* [Dataset]:
/---

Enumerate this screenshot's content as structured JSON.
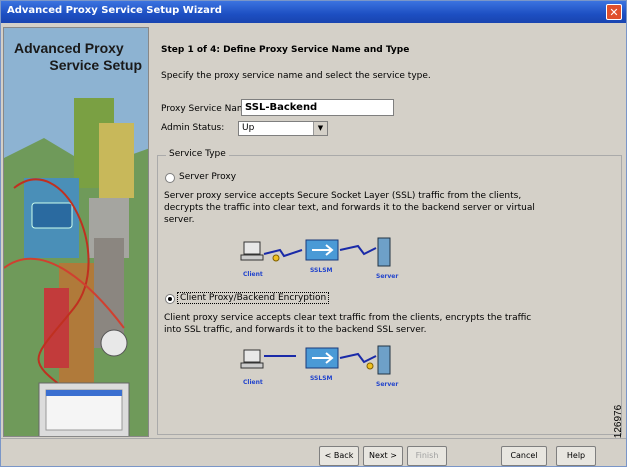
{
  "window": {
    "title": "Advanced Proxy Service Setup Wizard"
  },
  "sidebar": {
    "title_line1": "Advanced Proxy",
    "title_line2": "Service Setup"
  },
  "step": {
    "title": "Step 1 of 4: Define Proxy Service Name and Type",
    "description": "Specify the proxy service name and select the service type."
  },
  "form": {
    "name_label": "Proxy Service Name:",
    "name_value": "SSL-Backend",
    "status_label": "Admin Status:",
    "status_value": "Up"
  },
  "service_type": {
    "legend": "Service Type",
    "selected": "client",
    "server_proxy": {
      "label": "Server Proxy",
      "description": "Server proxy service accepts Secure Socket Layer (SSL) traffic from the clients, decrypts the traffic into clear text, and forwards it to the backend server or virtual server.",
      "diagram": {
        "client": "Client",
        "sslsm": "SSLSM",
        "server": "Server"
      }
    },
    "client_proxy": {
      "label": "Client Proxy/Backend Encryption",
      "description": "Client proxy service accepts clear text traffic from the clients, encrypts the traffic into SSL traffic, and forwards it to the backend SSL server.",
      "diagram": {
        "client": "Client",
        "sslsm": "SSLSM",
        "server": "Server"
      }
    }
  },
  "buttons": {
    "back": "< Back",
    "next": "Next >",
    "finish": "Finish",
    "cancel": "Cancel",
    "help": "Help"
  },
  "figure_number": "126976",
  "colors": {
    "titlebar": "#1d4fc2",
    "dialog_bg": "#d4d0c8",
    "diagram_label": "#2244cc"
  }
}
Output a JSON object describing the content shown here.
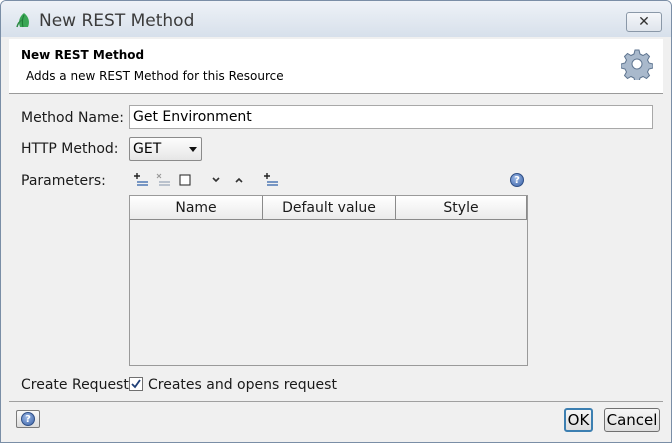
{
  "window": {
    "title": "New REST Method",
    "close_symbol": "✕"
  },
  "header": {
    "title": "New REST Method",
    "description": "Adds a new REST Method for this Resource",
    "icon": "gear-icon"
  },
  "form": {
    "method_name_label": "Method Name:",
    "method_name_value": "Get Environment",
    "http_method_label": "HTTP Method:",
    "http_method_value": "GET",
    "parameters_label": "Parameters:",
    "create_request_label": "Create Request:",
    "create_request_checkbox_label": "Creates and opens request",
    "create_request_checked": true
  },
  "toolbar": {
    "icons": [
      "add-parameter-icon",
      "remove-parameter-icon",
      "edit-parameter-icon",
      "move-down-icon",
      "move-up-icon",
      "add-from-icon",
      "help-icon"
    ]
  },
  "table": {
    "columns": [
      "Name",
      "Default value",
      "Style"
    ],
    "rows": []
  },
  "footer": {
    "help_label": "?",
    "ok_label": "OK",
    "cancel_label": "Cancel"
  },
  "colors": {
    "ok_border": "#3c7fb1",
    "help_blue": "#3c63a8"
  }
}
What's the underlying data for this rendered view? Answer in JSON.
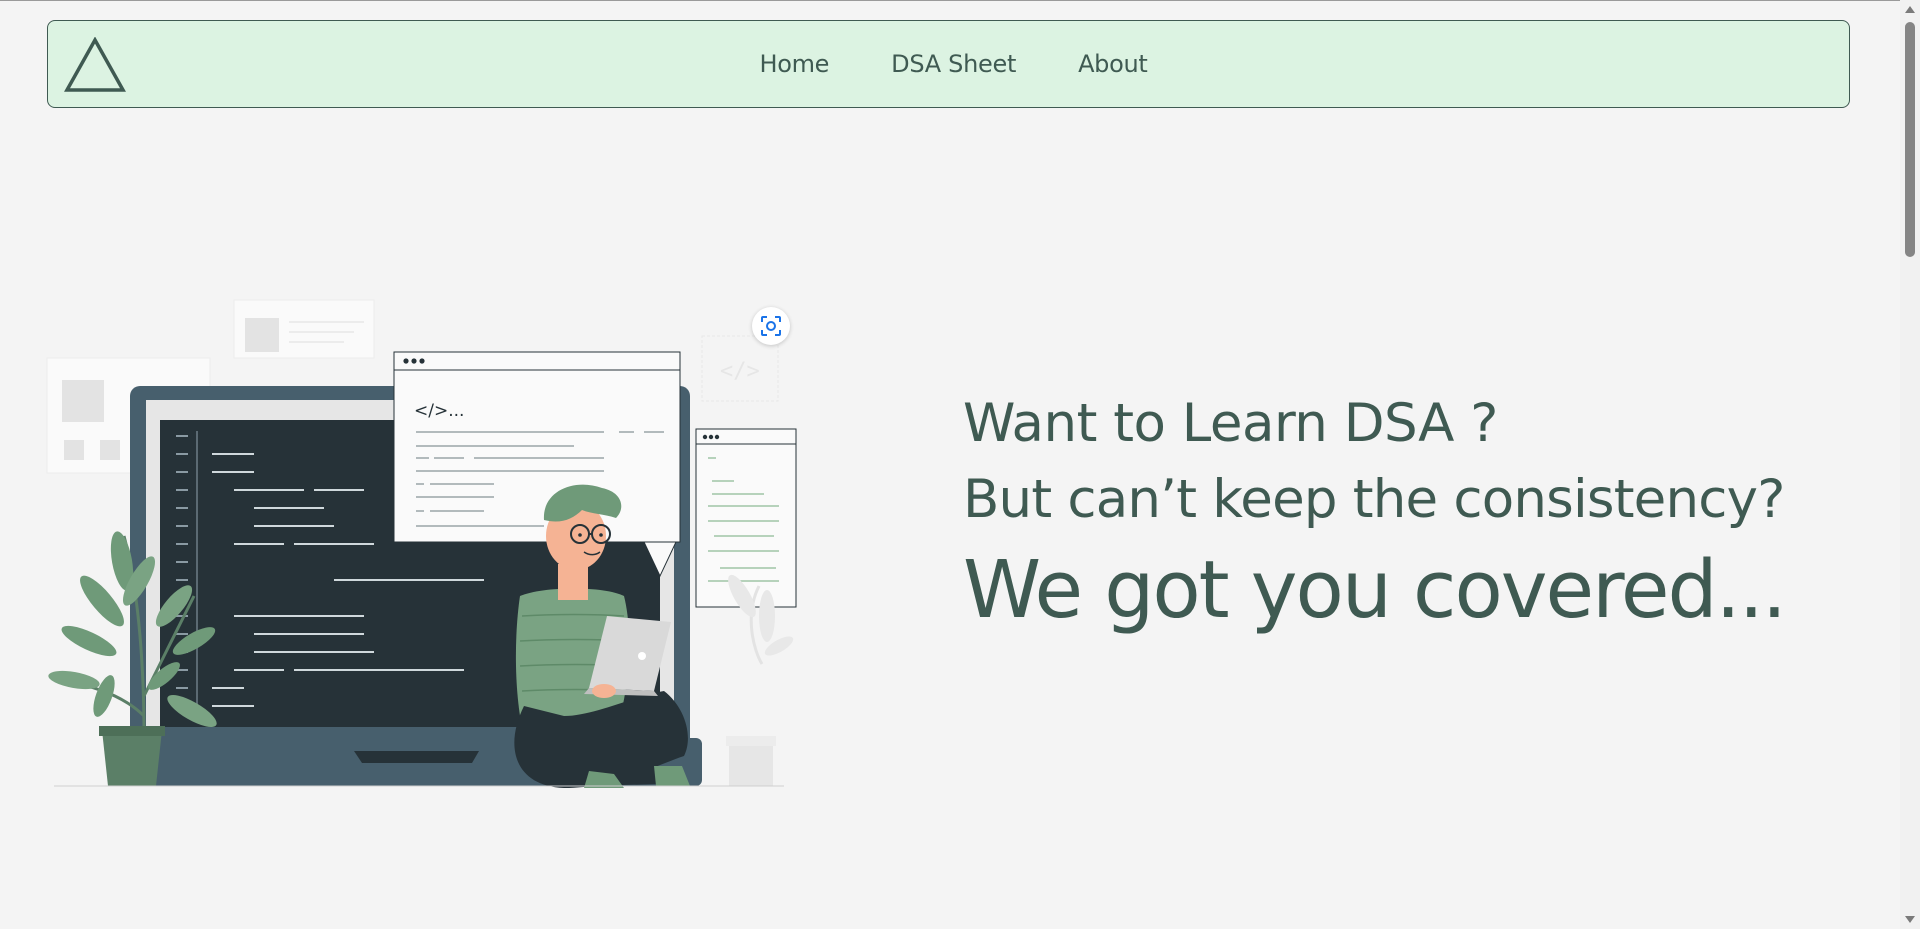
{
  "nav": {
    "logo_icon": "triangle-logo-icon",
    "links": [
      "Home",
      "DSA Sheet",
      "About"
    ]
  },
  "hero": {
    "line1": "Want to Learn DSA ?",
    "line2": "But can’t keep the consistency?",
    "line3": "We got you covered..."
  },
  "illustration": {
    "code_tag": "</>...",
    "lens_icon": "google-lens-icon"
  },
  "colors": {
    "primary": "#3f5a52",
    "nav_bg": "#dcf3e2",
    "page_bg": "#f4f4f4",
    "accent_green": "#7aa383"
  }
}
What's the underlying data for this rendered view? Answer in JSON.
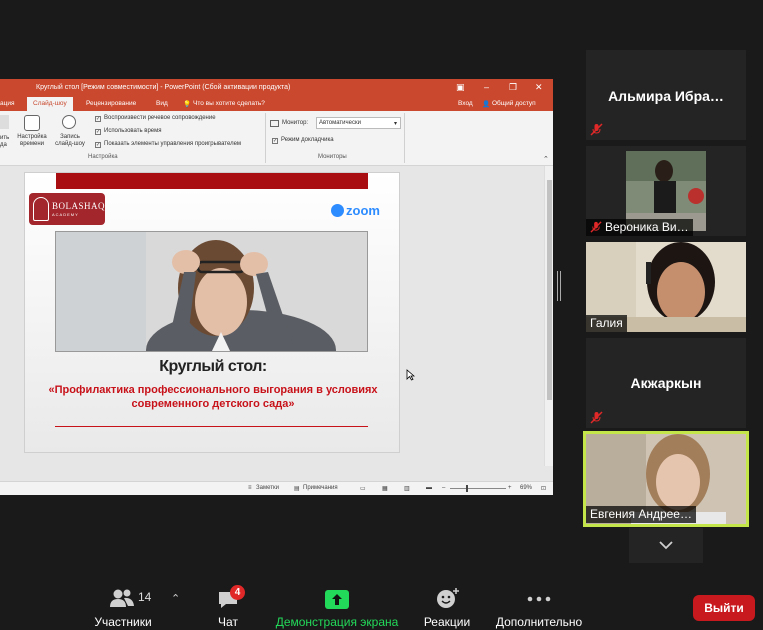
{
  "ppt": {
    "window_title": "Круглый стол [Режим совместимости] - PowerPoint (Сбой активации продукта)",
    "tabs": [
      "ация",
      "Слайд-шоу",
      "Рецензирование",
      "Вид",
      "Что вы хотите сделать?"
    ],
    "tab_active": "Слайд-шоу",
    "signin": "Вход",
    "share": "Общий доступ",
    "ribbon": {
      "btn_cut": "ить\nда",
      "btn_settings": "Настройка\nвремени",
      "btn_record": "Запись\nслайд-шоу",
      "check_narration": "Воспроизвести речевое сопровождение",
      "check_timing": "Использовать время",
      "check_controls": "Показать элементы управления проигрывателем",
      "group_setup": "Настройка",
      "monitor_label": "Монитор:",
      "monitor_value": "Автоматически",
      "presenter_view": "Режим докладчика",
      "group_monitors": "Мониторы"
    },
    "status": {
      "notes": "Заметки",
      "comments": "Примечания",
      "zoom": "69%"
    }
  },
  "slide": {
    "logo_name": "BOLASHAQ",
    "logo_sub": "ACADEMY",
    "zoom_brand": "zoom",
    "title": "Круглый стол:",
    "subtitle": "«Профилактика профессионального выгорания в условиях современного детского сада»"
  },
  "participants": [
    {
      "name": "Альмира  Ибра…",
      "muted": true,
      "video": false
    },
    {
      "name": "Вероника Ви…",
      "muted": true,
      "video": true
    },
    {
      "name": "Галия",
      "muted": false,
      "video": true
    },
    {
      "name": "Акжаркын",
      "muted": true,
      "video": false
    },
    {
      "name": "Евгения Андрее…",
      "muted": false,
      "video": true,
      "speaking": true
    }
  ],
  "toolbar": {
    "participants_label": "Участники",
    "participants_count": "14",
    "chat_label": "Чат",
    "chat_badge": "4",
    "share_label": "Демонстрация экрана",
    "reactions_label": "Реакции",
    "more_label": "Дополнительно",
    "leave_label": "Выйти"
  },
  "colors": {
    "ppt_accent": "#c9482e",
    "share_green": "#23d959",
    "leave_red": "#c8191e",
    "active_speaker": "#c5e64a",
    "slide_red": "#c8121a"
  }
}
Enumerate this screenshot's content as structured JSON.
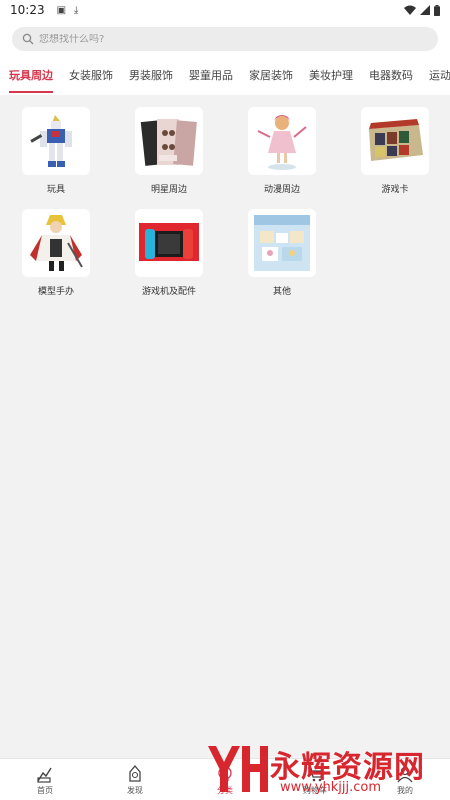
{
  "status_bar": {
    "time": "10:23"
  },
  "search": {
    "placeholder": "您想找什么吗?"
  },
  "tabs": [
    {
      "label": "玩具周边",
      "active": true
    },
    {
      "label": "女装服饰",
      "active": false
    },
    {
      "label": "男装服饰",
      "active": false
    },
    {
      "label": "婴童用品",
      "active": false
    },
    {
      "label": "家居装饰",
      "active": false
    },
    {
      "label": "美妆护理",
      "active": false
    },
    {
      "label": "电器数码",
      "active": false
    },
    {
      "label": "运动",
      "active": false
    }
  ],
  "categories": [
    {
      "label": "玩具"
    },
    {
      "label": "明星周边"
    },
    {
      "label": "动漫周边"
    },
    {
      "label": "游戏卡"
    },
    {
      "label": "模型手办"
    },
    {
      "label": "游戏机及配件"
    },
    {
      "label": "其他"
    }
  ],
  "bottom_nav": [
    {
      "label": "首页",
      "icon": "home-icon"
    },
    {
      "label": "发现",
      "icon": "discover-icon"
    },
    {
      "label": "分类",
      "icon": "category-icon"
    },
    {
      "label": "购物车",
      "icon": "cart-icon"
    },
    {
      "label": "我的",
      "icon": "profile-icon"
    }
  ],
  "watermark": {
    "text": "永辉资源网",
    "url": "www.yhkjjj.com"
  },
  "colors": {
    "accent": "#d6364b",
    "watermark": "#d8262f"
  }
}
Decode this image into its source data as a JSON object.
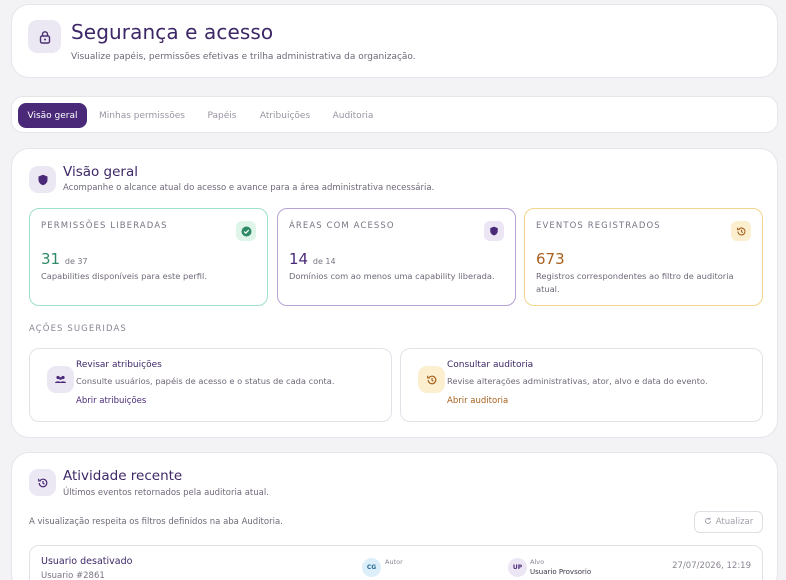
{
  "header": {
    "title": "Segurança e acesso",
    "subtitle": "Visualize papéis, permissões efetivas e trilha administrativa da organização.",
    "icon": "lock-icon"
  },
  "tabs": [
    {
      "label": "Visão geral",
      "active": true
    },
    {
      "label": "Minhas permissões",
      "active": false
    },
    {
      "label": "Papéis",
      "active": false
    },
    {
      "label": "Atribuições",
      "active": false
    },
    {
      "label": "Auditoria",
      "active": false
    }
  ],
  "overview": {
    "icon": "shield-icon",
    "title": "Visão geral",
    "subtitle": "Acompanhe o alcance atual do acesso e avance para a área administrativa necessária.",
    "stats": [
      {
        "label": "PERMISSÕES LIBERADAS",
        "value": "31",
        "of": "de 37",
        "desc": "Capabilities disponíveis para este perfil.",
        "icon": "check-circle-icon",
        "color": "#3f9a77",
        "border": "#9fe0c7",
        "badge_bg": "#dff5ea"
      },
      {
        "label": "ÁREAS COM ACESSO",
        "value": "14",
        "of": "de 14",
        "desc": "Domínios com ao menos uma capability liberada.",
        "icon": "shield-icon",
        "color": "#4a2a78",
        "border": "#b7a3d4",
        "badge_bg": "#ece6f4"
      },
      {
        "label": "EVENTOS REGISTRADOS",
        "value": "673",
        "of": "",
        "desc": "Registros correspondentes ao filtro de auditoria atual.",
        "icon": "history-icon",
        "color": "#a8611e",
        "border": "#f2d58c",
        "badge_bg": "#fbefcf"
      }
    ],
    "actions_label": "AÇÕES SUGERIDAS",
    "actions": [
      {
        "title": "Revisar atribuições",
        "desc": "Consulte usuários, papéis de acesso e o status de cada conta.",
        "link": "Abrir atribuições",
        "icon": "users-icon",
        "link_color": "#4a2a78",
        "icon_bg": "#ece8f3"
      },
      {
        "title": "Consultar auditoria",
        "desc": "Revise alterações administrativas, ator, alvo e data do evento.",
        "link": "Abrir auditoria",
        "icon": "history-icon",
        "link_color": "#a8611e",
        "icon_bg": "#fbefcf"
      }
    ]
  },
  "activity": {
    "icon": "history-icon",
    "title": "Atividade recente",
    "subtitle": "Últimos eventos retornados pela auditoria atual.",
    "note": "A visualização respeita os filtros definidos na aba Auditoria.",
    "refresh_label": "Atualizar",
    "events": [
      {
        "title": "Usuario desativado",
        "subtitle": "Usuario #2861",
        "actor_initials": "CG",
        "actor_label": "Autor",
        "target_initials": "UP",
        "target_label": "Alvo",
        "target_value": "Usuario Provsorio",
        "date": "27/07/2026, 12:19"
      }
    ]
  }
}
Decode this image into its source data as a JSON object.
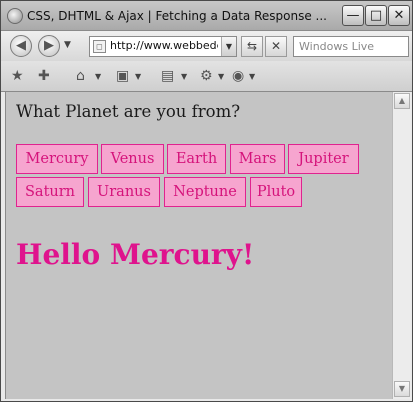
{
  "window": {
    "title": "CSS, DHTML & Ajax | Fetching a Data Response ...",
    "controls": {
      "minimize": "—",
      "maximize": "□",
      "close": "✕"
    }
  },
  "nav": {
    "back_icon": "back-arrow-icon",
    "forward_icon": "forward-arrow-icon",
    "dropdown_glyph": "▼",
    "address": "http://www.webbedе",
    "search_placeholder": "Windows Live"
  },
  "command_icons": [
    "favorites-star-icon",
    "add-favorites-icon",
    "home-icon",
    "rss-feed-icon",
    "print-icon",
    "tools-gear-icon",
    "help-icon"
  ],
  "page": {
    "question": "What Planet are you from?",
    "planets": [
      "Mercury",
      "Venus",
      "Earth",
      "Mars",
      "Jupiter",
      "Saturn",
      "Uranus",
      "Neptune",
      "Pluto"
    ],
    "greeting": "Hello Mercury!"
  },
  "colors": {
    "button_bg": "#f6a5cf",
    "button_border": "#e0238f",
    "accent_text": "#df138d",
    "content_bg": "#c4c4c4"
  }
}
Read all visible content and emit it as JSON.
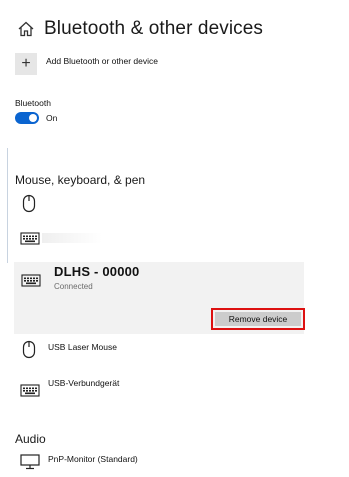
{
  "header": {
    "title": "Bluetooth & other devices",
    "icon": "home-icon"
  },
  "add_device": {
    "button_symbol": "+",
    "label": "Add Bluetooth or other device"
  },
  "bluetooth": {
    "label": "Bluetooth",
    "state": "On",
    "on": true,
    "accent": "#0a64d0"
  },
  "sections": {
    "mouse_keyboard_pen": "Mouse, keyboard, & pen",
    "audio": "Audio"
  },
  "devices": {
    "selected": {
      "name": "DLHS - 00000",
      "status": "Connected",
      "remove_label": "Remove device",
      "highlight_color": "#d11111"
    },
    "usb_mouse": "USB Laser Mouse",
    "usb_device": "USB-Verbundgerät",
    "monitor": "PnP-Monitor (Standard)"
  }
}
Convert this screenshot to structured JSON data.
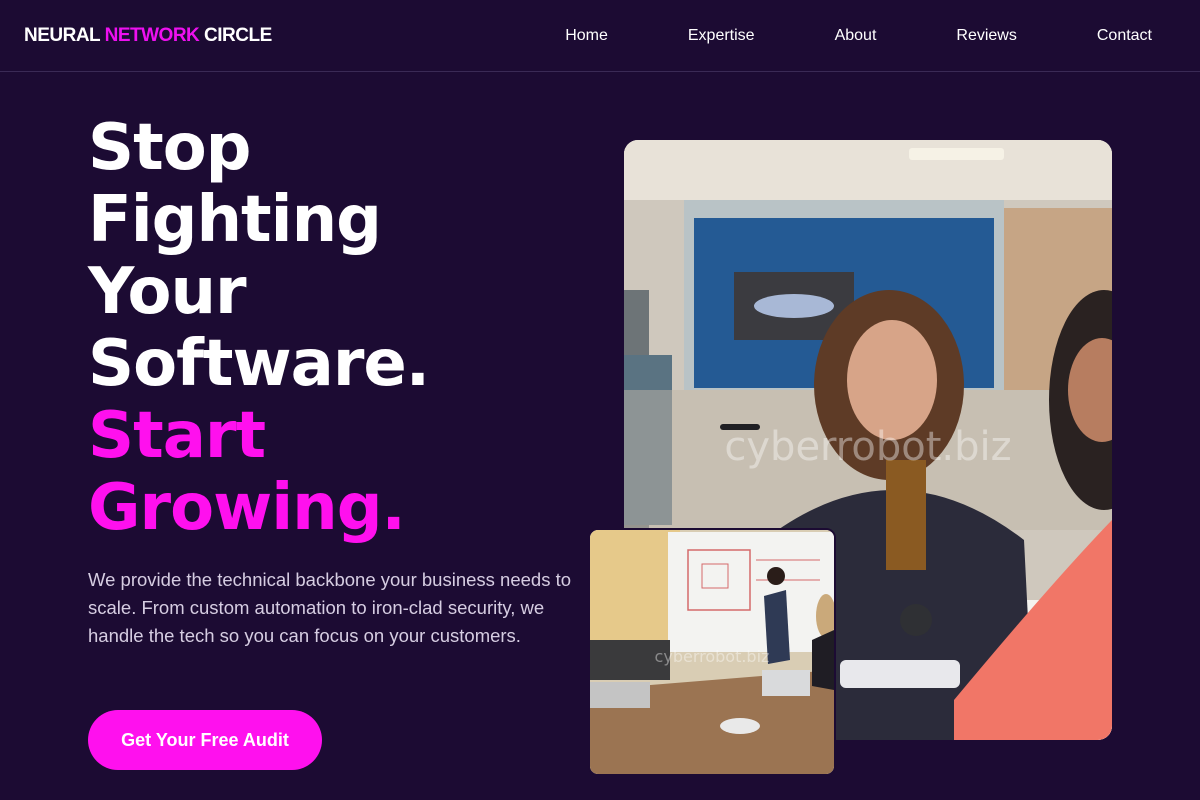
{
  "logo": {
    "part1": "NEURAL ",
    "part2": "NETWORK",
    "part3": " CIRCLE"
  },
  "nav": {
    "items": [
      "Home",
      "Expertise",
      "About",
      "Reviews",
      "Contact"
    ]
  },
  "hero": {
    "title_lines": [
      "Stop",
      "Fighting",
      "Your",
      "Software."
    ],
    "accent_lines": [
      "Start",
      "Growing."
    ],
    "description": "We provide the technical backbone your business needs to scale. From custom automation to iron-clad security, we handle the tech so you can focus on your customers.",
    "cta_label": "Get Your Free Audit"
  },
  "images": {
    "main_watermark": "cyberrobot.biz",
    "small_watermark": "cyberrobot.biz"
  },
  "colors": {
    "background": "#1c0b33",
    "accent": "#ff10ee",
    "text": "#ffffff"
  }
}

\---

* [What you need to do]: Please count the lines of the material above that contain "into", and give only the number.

* [Exercise solution]: 4